• [Work task]:
Return every line from the records below in which the word "Nubes" is found.

*** Opening The data ***

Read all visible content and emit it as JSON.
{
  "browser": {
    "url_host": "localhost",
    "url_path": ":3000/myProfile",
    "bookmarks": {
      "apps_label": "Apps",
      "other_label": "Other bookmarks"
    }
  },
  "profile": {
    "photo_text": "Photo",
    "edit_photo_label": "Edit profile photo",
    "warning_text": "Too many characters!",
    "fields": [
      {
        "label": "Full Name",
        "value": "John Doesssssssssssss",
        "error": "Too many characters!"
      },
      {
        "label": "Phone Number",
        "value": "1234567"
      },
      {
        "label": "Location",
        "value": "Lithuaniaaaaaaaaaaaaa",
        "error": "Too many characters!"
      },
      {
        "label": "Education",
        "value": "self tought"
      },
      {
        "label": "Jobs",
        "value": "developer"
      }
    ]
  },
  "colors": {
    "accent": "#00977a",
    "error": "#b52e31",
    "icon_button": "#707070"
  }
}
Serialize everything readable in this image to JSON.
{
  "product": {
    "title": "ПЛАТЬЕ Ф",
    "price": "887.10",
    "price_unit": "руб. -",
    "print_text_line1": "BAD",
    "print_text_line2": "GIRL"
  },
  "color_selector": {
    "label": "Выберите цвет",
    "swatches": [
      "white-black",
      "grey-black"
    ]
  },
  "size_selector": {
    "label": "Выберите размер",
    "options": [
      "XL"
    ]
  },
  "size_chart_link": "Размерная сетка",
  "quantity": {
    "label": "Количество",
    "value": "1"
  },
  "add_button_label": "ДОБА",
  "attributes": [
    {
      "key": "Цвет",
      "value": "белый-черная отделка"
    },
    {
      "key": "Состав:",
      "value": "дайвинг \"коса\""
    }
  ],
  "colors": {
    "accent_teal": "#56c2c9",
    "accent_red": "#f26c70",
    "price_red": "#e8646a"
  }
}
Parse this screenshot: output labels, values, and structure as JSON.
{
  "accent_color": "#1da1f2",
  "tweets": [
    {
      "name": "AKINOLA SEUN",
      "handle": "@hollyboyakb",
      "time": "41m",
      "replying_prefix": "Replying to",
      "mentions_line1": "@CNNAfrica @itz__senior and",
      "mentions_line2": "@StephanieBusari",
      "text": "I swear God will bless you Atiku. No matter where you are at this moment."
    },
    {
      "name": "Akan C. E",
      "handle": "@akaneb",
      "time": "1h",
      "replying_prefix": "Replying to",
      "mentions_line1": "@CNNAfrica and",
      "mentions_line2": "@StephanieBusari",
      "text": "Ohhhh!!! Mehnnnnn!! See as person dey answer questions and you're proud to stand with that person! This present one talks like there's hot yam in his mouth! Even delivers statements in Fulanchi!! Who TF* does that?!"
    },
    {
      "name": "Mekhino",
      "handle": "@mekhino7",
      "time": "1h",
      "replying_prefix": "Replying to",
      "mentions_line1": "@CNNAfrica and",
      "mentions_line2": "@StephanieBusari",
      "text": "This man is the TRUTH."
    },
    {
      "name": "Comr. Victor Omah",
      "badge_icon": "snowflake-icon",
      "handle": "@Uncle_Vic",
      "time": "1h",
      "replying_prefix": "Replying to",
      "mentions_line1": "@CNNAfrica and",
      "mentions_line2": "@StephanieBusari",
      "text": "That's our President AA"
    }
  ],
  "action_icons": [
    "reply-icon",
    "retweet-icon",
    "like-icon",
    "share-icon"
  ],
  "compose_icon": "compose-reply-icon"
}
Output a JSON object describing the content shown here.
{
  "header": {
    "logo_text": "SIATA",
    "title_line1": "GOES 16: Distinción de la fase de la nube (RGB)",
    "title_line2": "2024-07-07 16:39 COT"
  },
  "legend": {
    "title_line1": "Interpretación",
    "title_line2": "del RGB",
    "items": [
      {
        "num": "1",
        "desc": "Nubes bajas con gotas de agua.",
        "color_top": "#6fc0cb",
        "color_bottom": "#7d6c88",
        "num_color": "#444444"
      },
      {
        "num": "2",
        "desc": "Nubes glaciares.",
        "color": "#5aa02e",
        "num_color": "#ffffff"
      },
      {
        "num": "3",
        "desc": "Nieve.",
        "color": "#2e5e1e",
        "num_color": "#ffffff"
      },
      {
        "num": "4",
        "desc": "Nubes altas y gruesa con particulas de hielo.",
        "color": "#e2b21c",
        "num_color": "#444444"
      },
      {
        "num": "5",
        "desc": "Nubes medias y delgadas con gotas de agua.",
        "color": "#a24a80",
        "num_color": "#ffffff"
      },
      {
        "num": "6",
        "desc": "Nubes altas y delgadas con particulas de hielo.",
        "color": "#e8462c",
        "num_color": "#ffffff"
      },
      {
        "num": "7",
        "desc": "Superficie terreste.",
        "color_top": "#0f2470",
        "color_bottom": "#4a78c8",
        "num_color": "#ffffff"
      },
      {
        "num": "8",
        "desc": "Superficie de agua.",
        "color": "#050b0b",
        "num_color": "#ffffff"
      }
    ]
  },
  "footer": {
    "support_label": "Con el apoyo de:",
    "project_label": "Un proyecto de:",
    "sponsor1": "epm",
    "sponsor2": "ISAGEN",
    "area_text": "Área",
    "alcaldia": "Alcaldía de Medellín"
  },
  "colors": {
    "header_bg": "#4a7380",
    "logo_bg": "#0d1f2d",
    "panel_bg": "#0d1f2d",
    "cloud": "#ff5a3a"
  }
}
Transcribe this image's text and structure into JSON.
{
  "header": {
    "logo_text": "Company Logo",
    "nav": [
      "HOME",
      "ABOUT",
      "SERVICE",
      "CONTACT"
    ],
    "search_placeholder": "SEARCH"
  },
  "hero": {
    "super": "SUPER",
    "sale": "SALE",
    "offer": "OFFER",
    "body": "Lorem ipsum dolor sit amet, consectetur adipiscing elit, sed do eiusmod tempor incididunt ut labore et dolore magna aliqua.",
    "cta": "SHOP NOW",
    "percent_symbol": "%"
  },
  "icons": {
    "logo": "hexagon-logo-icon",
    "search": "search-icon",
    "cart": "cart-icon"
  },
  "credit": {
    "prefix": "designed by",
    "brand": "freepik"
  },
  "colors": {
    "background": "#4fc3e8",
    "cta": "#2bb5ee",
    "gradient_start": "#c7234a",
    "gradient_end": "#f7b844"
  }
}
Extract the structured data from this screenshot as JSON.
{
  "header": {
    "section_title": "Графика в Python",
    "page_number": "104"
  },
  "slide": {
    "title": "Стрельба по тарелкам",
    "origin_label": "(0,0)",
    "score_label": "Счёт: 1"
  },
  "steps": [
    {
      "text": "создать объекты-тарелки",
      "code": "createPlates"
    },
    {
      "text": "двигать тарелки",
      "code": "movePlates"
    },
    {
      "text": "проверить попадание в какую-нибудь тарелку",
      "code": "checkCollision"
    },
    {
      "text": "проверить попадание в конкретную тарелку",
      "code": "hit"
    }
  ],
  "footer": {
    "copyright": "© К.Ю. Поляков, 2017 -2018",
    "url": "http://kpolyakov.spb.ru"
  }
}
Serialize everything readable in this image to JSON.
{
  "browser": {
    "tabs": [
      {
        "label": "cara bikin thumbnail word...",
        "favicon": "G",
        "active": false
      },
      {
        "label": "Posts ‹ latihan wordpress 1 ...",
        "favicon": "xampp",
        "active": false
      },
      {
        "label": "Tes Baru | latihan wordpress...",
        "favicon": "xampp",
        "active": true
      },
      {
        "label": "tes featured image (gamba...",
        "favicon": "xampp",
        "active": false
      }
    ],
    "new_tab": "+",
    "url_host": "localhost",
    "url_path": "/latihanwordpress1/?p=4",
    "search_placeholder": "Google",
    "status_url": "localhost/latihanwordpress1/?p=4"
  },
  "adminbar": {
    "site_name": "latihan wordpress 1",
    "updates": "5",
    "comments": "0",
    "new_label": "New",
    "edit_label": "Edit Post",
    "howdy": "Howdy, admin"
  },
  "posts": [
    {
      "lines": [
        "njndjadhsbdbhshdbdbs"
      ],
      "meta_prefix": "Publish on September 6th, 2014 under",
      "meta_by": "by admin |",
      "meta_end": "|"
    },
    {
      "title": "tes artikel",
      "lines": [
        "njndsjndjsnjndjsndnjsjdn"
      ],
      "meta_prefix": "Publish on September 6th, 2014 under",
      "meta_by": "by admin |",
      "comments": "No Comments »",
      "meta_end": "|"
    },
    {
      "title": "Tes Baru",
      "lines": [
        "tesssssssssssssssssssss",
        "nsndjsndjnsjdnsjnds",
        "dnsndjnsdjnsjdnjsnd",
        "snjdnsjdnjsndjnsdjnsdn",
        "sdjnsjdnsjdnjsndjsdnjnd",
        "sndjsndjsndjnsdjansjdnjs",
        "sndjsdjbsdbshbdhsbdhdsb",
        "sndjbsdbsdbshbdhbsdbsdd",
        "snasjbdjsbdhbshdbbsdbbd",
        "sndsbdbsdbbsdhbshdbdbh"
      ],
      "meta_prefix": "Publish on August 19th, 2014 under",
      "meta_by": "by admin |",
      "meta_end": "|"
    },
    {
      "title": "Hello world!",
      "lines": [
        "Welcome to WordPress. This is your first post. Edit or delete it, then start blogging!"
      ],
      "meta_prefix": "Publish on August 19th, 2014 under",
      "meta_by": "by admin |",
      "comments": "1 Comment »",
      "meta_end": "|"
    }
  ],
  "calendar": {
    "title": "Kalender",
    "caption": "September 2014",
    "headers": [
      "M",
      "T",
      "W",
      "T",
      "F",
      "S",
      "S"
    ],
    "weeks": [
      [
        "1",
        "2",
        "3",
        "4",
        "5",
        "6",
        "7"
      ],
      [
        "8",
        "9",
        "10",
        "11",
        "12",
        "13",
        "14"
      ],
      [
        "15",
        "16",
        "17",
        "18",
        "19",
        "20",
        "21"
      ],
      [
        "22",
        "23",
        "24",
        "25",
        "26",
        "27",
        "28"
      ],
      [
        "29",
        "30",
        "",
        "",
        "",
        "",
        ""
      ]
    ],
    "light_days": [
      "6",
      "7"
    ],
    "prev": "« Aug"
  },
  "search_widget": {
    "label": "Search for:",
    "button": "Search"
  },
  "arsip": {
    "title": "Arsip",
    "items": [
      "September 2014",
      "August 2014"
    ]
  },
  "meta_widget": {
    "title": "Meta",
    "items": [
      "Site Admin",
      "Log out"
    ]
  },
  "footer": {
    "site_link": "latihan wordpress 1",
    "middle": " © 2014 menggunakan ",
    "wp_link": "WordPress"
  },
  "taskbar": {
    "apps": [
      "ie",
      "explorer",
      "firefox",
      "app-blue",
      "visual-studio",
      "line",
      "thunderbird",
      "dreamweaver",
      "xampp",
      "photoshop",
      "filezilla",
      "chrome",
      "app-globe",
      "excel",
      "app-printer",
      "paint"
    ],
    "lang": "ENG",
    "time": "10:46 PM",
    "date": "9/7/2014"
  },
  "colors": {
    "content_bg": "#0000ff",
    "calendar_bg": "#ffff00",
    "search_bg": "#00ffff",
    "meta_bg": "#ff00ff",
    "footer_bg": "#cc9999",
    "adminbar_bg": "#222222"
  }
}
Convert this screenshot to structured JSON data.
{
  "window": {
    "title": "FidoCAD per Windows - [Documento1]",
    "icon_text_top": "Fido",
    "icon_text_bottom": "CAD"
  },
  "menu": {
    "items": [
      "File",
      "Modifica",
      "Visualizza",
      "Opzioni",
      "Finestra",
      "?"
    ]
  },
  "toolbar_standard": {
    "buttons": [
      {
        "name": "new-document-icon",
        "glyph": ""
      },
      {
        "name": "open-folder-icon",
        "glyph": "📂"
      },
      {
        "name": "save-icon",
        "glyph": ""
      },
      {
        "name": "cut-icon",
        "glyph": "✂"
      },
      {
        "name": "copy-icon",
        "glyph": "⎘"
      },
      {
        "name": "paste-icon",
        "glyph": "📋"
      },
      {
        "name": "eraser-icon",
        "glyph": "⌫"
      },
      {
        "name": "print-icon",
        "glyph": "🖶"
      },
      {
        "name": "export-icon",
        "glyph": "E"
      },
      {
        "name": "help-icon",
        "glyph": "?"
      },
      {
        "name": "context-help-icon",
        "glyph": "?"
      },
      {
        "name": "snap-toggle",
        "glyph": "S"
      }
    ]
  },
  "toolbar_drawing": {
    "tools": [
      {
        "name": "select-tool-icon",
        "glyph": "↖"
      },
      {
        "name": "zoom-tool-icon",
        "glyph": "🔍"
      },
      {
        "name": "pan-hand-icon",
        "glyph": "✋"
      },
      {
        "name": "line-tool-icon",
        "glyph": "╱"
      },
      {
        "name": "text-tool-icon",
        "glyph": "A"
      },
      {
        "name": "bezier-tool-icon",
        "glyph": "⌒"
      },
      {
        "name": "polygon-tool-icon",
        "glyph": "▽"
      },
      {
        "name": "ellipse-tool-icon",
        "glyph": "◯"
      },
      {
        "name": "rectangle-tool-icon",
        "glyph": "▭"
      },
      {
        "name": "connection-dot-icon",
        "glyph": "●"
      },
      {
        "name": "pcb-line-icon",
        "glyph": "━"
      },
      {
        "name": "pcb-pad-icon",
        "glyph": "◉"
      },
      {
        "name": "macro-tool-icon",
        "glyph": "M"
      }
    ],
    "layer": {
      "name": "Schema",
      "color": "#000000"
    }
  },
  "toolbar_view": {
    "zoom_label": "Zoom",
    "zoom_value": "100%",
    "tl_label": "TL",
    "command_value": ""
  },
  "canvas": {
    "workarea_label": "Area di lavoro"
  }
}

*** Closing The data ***

• [Output of the exercise]:
        "desc": "Nubes bajas con gotas de agua.",
        "desc": "Nubes glaciares.",
        "desc": "Nubes altas y gruesa con particulas de hielo.",
        "desc": "Nubes medias y delgadas con gotas de agua.",
        "desc": "Nubes altas y delgadas con particulas de hielo.",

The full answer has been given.